_Records for this exercise_:
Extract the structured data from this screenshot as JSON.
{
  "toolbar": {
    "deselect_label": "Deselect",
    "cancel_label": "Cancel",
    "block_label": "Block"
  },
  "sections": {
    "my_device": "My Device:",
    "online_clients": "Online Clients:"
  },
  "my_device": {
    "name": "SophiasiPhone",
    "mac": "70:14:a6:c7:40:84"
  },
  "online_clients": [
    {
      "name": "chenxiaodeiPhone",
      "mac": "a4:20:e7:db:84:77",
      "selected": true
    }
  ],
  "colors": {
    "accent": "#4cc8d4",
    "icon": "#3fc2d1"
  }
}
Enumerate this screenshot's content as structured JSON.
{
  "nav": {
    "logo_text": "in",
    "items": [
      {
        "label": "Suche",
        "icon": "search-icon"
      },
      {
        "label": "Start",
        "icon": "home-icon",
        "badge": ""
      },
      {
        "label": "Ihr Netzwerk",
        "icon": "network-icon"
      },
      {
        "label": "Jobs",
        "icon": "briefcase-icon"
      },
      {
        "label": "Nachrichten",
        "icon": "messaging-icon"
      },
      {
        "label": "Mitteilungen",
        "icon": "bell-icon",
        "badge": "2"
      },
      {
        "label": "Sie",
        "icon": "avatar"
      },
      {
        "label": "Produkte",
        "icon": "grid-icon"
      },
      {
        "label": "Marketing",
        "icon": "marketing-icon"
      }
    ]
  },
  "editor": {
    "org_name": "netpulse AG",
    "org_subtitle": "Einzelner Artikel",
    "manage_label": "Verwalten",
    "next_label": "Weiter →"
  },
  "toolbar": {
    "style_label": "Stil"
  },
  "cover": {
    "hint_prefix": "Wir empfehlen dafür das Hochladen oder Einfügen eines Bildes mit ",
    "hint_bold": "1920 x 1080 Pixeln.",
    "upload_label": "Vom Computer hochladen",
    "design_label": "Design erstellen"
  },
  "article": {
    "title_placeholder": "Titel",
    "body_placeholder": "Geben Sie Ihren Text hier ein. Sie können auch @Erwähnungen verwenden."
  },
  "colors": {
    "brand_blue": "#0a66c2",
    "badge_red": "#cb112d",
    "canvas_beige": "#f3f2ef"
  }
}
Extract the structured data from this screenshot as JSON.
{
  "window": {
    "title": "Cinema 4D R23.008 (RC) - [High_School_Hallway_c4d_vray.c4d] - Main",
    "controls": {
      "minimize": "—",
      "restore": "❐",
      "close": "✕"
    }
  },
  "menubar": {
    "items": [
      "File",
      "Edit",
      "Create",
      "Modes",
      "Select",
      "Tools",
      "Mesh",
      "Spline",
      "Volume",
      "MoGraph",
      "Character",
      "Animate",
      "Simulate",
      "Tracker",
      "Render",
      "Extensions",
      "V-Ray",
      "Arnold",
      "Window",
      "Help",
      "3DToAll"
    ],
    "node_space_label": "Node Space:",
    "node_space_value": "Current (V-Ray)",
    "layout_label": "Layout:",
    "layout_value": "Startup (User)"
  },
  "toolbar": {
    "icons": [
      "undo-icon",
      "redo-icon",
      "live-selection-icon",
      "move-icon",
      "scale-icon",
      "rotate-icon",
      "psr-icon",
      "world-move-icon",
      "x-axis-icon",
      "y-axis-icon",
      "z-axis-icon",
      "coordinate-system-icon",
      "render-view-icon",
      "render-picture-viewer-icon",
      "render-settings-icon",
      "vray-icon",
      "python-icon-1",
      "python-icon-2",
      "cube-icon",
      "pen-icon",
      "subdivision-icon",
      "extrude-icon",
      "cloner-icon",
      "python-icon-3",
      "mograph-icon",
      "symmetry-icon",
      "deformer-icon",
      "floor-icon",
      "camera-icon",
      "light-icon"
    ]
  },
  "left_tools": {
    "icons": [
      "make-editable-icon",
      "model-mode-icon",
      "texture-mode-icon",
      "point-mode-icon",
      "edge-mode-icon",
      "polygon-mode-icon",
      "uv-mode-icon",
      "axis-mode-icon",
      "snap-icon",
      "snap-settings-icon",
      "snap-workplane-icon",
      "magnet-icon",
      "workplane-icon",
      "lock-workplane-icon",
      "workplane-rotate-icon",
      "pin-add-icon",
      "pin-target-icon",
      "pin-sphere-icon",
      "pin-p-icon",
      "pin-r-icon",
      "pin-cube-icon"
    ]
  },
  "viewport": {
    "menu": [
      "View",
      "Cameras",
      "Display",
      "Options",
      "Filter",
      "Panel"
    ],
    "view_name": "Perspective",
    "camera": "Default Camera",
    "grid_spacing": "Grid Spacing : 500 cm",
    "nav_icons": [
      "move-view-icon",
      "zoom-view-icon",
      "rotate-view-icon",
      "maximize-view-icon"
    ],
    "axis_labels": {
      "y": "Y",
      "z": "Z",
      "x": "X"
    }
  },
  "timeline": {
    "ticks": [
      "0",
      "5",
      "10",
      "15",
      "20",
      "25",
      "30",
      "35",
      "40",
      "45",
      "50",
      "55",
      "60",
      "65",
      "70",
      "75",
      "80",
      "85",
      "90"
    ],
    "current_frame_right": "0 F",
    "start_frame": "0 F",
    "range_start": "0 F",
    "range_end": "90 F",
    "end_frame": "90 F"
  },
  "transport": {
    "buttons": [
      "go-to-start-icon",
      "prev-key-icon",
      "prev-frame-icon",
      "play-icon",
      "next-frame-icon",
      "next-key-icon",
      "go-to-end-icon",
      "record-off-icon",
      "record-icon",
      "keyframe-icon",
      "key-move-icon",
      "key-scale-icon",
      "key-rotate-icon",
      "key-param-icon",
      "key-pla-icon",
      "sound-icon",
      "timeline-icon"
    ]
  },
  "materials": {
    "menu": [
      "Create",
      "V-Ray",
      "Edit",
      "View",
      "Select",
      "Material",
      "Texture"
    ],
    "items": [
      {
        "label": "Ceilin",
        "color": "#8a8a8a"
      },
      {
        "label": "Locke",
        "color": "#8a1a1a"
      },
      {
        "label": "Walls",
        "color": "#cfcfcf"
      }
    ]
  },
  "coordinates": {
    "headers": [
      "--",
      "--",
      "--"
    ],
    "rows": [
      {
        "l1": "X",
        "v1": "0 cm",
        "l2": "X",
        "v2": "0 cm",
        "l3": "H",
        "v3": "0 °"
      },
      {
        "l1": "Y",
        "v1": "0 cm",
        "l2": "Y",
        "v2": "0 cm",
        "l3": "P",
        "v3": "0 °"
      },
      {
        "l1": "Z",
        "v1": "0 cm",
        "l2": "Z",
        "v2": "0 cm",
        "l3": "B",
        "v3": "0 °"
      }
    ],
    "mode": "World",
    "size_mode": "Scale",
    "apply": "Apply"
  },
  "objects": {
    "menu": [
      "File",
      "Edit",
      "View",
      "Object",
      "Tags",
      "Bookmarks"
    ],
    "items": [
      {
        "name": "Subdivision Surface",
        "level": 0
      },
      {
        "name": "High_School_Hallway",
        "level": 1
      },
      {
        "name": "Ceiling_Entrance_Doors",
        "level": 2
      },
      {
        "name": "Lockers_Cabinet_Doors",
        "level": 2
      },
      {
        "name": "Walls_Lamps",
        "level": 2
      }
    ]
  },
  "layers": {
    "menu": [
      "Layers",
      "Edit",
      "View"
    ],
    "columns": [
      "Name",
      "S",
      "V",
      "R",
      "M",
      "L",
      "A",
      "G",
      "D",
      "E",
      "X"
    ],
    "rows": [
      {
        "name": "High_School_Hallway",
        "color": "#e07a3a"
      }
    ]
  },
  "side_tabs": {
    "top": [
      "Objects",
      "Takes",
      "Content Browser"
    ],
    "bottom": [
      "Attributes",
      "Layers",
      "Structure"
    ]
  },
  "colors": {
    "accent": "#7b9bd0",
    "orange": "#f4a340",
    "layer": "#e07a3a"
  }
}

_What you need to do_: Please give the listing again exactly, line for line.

_Solution for this task_:
Extract the structured data from this screenshot as JSON.
{
  "toolbar": {
    "deselect_label": "Deselect",
    "cancel_label": "Cancel",
    "block_label": "Block"
  },
  "sections": {
    "my_device": "My Device:",
    "online_clients": "Online Clients:"
  },
  "my_device": {
    "name": "SophiasiPhone",
    "mac": "70:14:a6:c7:40:84"
  },
  "online_clients": [
    {
      "name": "chenxiaodeiPhone",
      "mac": "a4:20:e7:db:84:77",
      "selected": true
    }
  ],
  "colors": {
    "accent": "#4cc8d4",
    "icon": "#3fc2d1"
  }
}
Enumerate this screenshot's content as structured JSON.
{
  "nav": {
    "logo_text": "in",
    "items": [
      {
        "label": "Suche",
        "icon": "search-icon"
      },
      {
        "label": "Start",
        "icon": "home-icon",
        "badge": ""
      },
      {
        "label": "Ihr Netzwerk",
        "icon": "network-icon"
      },
      {
        "label": "Jobs",
        "icon": "briefcase-icon"
      },
      {
        "label": "Nachrichten",
        "icon": "messaging-icon"
      },
      {
        "label": "Mitteilungen",
        "icon": "bell-icon",
        "badge": "2"
      },
      {
        "label": "Sie",
        "icon": "avatar"
      },
      {
        "label": "Produkte",
        "icon": "grid-icon"
      },
      {
        "label": "Marketing",
        "icon": "marketing-icon"
      }
    ]
  },
  "editor": {
    "org_name": "netpulse AG",
    "org_subtitle": "Einzelner Artikel",
    "manage_label": "Verwalten",
    "next_label": "Weiter →"
  },
  "toolbar": {
    "style_label": "Stil"
  },
  "cover": {
    "hint_prefix": "Wir empfehlen dafür das Hochladen oder Einfügen eines Bildes mit ",
    "hint_bold": "1920 x 1080 Pixeln.",
    "upload_label": "Vom Computer hochladen",
    "design_label": "Design erstellen"
  },
  "article": {
    "title_placeholder": "Titel",
    "body_placeholder": "Geben Sie Ihren Text hier ein. Sie können auch @Erwähnungen verwenden."
  },
  "colors": {
    "brand_blue": "#0a66c2",
    "badge_red": "#cb112d",
    "canvas_beige": "#f3f2ef"
  }
}
Extract the structured data from this screenshot as JSON.
{
  "window": {
    "title": "Cinema 4D R23.008 (RC) - [High_School_Hallway_c4d_vray.c4d] - Main",
    "controls": {
      "minimize": "—",
      "restore": "❐",
      "close": "✕"
    }
  },
  "menubar": {
    "items": [
      "File",
      "Edit",
      "Create",
      "Modes",
      "Select",
      "Tools",
      "Mesh",
      "Spline",
      "Volume",
      "MoGraph",
      "Character",
      "Animate",
      "Simulate",
      "Tracker",
      "Render",
      "Extensions",
      "V-Ray",
      "Arnold",
      "Window",
      "Help",
      "3DToAll"
    ],
    "node_space_label": "Node Space:",
    "node_space_value": "Current (V-Ray)",
    "layout_label": "Layout:",
    "layout_value": "Startup (User)"
  },
  "toolbar": {
    "icons": [
      "undo-icon",
      "redo-icon",
      "live-selection-icon",
      "move-icon",
      "scale-icon",
      "rotate-icon",
      "psr-icon",
      "world-move-icon",
      "x-axis-icon",
      "y-axis-icon",
      "z-axis-icon",
      "coordinate-system-icon",
      "render-view-icon",
      "render-picture-viewer-icon",
      "render-settings-icon",
      "vray-icon",
      "python-icon-1",
      "python-icon-2",
      "cube-icon",
      "pen-icon",
      "subdivision-icon",
      "extrude-icon",
      "cloner-icon",
      "python-icon-3",
      "mograph-icon",
      "symmetry-icon",
      "deformer-icon",
      "floor-icon",
      "camera-icon",
      "light-icon"
    ]
  },
  "left_tools": {
    "icons": [
      "make-editable-icon",
      "model-mode-icon",
      "texture-mode-icon",
      "point-mode-icon",
      "edge-mode-icon",
      "polygon-mode-icon",
      "uv-mode-icon",
      "axis-mode-icon",
      "snap-icon",
      "snap-settings-icon",
      "snap-workplane-icon",
      "magnet-icon",
      "workplane-icon",
      "lock-workplane-icon",
      "workplane-rotate-icon",
      "pin-add-icon",
      "pin-target-icon",
      "pin-sphere-icon",
      "pin-p-icon",
      "pin-r-icon",
      "pin-cube-icon"
    ]
  },
  "viewport": {
    "menu": [
      "View",
      "Cameras",
      "Display",
      "Options",
      "Filter",
      "Panel"
    ],
    "view_name": "Perspective",
    "camera": "Default Camera",
    "grid_spacing": "Grid Spacing : 500 cm",
    "nav_icons": [
      "move-view-icon",
      "zoom-view-icon",
      "rotate-view-icon",
      "maximize-view-icon"
    ],
    "axis_labels": {
      "y": "Y",
      "z": "Z",
      "x": "X"
    }
  },
  "timeline": {
    "ticks": [
      "0",
      "5",
      "10",
      "15",
      "20",
      "25",
      "30",
      "35",
      "40",
      "45",
      "50",
      "55",
      "60",
      "65",
      "70",
      "75",
      "80",
      "85",
      "90"
    ],
    "current_frame_right": "0 F",
    "start_frame": "0 F",
    "range_start": "0 F",
    "range_end": "90 F",
    "end_frame": "90 F"
  },
  "transport": {
    "buttons": [
      "go-to-start-icon",
      "prev-key-icon",
      "prev-frame-icon",
      "play-icon",
      "next-frame-icon",
      "next-key-icon",
      "go-to-end-icon",
      "record-off-icon",
      "record-icon",
      "keyframe-icon",
      "key-move-icon",
      "key-scale-icon",
      "key-rotate-icon",
      "key-param-icon",
      "key-pla-icon",
      "sound-icon",
      "timeline-icon"
    ]
  },
  "materials": {
    "menu": [
      "Create",
      "V-Ray",
      "Edit",
      "View",
      "Select",
      "Material",
      "Texture"
    ],
    "items": [
      {
        "label": "Ceilin",
        "color": "#8a8a8a"
      },
      {
        "label": "Locke",
        "color": "#8a1a1a"
      },
      {
        "label": "Walls",
        "color": "#cfcfcf"
      }
    ]
  },
  "coordinates": {
    "headers": [
      "--",
      "--",
      "--"
    ],
    "rows": [
      {
        "l1": "X",
        "v1": "0 cm",
        "l2": "X",
        "v2": "0 cm",
        "l3": "H",
        "v3": "0 °"
      },
      {
        "l1": "Y",
        "v1": "0 cm",
        "l2": "Y",
        "v2": "0 cm",
        "l3": "P",
        "v3": "0 °"
      },
      {
        "l1": "Z",
        "v1": "0 cm",
        "l2": "Z",
        "v2": "0 cm",
        "l3": "B",
        "v3": "0 °"
      }
    ],
    "mode": "World",
    "size_mode": "Scale",
    "apply": "Apply"
  },
  "objects": {
    "menu": [
      "File",
      "Edit",
      "View",
      "Object",
      "Tags",
      "Bookmarks"
    ],
    "items": [
      {
        "name": "Subdivision Surface",
        "level": 0
      },
      {
        "name": "High_School_Hallway",
        "level": 1
      },
      {
        "name": "Ceiling_Entrance_Doors",
        "level": 2
      },
      {
        "name": "Lockers_Cabinet_Doors",
        "level": 2
      },
      {
        "name": "Walls_Lamps",
        "level": 2
      }
    ]
  },
  "layers": {
    "menu": [
      "Layers",
      "Edit",
      "View"
    ],
    "columns": [
      "Name",
      "S",
      "V",
      "R",
      "M",
      "L",
      "A",
      "G",
      "D",
      "E",
      "X"
    ],
    "rows": [
      {
        "name": "High_School_Hallway",
        "color": "#e07a3a"
      }
    ]
  },
  "side_tabs": {
    "top": [
      "Objects",
      "Takes",
      "Content Browser"
    ],
    "bottom": [
      "Attributes",
      "Layers",
      "Structure"
    ]
  },
  "colors": {
    "accent": "#7b9bd0",
    "orange": "#f4a340",
    "layer": "#e07a3a"
  }
}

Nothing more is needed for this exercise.